• WORK ITEM: Using the entries that follow, please report how many lines contain the word "غراتان", with no other words.

• ENTRIES PROVIDED:
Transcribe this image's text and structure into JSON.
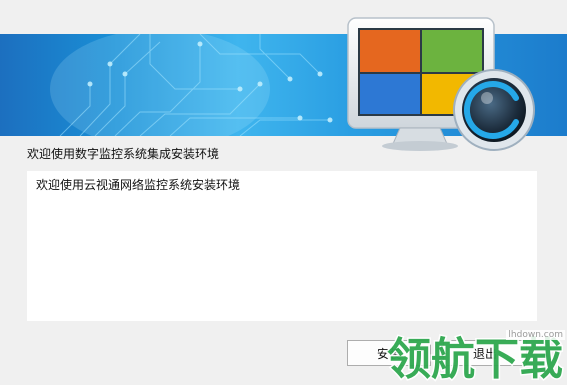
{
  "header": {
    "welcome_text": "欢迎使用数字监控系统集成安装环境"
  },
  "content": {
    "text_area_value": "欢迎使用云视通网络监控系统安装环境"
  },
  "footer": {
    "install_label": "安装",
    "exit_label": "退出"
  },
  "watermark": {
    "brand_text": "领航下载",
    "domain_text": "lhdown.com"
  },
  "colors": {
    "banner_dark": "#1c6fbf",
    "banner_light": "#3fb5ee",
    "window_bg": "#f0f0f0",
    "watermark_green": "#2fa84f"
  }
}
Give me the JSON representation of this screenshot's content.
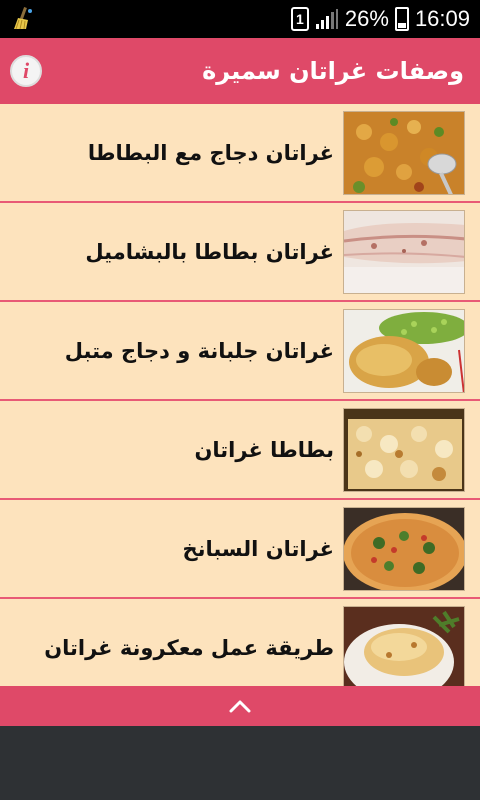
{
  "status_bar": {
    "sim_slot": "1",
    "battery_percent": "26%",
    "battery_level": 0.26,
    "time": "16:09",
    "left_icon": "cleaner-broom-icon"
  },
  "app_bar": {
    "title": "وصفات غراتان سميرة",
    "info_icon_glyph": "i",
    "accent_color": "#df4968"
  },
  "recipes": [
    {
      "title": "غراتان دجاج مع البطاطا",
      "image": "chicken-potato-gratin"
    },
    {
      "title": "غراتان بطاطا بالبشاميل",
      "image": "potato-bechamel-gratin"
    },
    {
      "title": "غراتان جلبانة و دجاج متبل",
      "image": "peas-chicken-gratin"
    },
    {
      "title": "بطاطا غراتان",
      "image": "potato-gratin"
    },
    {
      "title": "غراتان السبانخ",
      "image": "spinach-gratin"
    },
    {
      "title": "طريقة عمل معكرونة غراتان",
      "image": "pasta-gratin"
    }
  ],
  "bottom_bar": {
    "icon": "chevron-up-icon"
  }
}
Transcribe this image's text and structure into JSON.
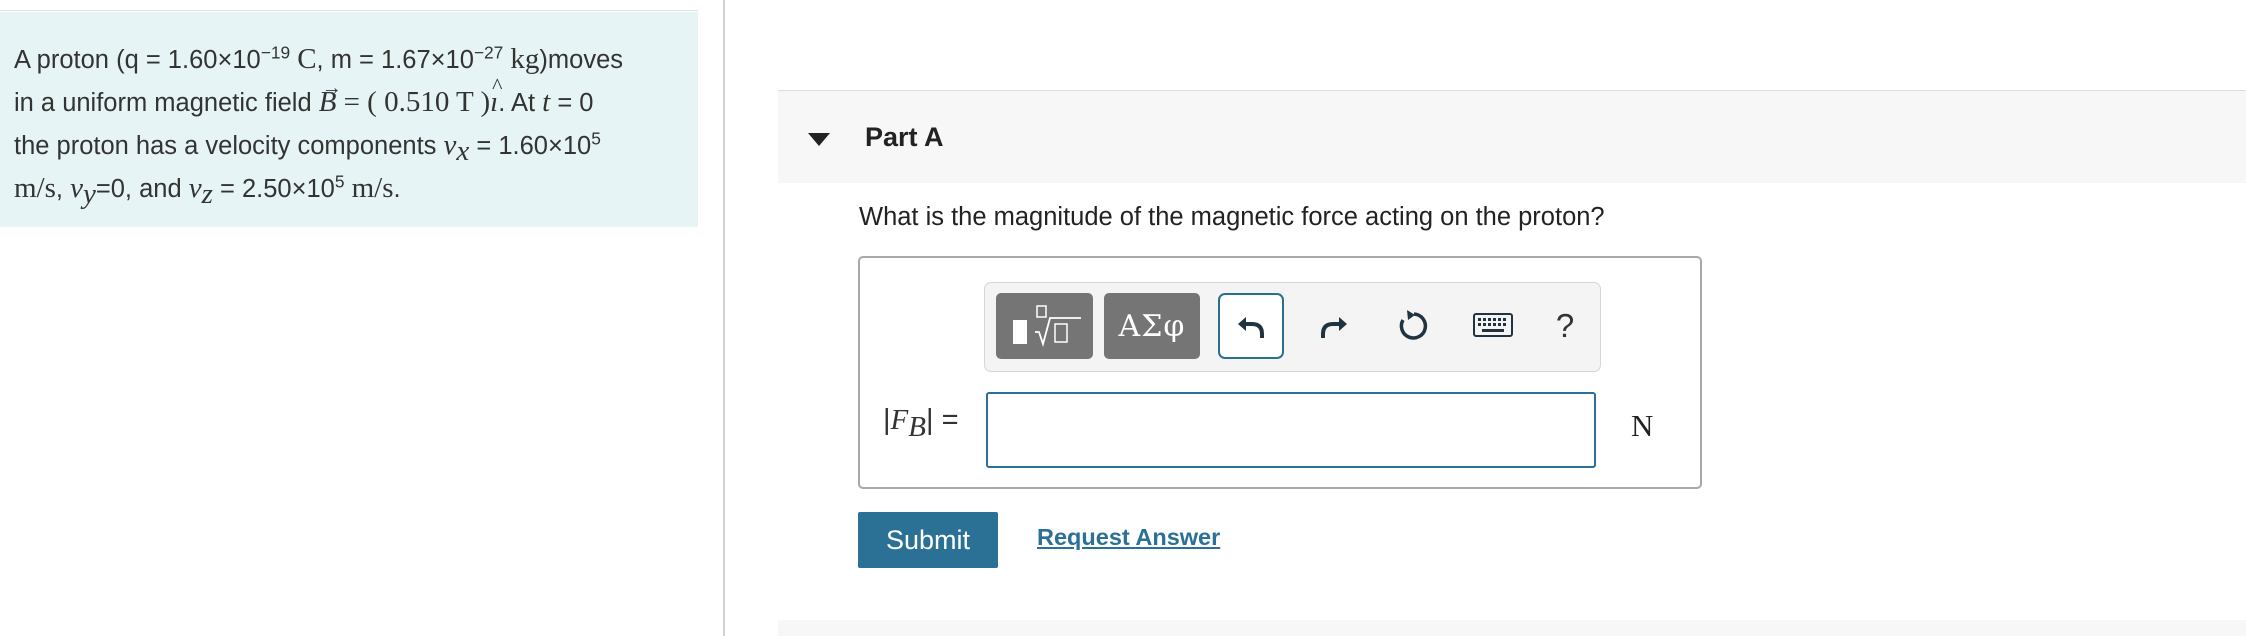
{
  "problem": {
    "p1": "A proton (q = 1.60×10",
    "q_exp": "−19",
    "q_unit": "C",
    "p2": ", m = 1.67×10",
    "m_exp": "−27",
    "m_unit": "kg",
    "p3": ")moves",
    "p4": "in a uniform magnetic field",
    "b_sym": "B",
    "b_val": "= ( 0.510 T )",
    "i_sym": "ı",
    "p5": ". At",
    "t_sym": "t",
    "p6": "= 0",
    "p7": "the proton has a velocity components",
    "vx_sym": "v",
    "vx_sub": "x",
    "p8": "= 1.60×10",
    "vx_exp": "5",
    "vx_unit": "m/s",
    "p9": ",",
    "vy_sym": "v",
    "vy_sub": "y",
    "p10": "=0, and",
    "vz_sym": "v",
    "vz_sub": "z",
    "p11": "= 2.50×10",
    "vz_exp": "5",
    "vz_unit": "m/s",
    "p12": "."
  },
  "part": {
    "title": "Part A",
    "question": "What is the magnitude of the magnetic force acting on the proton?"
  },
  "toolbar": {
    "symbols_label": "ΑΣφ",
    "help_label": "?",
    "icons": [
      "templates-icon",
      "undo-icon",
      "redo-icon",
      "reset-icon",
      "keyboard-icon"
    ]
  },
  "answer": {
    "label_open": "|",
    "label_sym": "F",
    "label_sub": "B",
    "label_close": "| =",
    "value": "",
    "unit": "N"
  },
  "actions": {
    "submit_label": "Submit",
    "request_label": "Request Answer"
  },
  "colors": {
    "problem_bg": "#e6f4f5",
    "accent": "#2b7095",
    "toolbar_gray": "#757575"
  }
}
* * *
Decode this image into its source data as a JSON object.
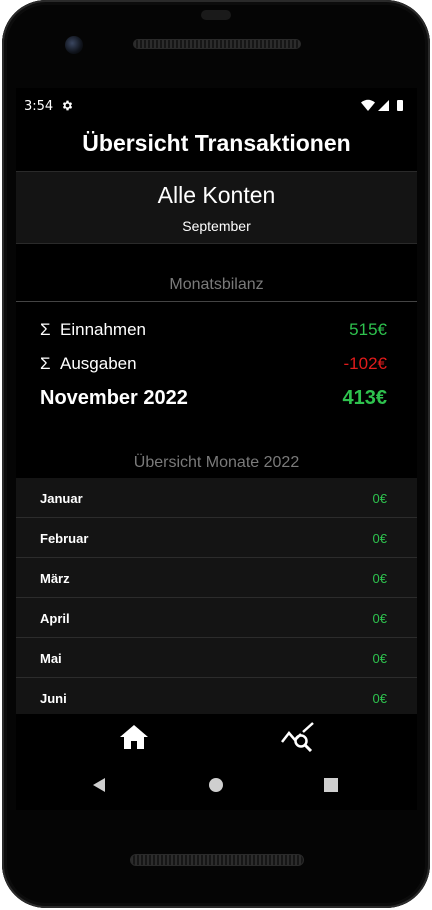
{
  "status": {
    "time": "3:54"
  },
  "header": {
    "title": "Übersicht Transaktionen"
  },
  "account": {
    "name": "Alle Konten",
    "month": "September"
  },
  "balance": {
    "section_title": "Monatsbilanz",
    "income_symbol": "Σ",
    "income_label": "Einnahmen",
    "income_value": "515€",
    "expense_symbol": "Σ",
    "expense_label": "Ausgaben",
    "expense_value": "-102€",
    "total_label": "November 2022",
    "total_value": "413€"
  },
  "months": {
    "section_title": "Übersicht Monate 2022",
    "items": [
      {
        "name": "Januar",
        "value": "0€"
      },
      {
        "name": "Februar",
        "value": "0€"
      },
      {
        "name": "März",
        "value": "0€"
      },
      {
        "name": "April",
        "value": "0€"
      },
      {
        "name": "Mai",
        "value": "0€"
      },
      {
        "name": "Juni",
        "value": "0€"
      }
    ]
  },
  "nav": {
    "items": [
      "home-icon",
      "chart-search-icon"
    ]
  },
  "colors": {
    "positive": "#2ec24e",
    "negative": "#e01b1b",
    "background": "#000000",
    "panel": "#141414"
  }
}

• RESPONSE TO THE EXERCISE: 7